In 2008, doctors practiced nearly 219,000 cosmetic surgeries on young people aged 13 to 19, according to the American Society of Plastic Surgeons (ASPS). Some of these elective surgeries in numbers:
Rhinoplasty (nose remodeling): more than 38,000 patients
Otoplasty (ear surgery): more than 8,000 patients
Breast enlargement: nearly 9,000 patients aged 18 and 19 years
Breast reduction: more than 5,000 patients aged 13-19 years
“Adolescents often undergo plastic surgery to better integrate with their peers, to resemble them, while adults generally submit to distinguish themselves,” says Julia Corcoran, MD, Assistant Professor of Clinical Surgery at Northwestern University. Adolescents may have better self-esteem and feel more confident when what they see as a physical problem is corrected.
However, plastic surgery is not done for all young people. Some interventions require the young person to have attained a certain age and physical and mental maturity. In addition, most reliable surgeons will not perform any interventions until the young person has demonstrated adequate emotional maturity and realistic expectations.

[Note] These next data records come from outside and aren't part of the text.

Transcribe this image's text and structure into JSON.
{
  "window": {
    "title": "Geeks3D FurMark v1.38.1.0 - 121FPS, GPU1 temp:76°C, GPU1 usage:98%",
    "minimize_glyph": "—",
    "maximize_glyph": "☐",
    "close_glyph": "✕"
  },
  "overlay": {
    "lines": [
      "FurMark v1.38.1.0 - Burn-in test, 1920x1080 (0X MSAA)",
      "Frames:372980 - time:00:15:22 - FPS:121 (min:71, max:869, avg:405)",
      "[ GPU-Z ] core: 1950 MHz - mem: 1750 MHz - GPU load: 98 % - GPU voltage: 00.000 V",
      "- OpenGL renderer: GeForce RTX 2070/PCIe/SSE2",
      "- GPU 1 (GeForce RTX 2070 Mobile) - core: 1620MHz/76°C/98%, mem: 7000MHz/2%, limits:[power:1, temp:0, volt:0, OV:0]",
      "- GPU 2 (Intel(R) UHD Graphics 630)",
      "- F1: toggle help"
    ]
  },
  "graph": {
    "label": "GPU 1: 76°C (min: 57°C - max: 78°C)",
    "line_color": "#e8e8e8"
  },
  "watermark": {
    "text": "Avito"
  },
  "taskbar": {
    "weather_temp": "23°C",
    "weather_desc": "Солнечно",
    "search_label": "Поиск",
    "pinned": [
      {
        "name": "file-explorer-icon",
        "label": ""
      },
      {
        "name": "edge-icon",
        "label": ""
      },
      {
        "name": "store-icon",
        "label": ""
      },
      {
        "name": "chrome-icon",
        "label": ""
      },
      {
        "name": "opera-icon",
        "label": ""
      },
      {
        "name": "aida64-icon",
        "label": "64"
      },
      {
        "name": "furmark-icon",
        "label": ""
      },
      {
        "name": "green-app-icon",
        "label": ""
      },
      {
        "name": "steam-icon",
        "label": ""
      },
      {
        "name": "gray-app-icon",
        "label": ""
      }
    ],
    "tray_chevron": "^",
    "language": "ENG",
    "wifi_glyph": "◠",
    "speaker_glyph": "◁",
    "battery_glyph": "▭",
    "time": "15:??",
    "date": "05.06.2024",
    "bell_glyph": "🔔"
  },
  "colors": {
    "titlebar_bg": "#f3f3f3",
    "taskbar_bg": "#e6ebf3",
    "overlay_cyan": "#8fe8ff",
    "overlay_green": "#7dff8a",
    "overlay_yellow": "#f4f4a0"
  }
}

The American Academy of Facial Plastic and Reconstructive Surgery proposes to follow these guidelines for facial surgeries:
The bones of a young person’s face must be fully trained before performing plastic surgery. The bone of the jaw, for example, is one of the last bones of the face to be consolidated.
The adolescent must have realistic expectations about the outcome of surgery. The surgeon should discuss the healing process and possible complications with you and your child.
“Sometimes it’s parents who want surgery,” says former SSPA President James H. Wells, a California physician and plastic surgeon. “To really know what the patient wants, I consult him without his parents. Their aspirations do not always agree. “
An 18-year-old girl with very bulky or uneven breasts can be a good candidate for surgery. But Dr. Wells disapproves parents who offer breast implants to their daughter as a gift at the end of high school. “You start a cycle of surgeries, every 10 to 15 years, for the rest of your life,” he says. This is a really important decision. “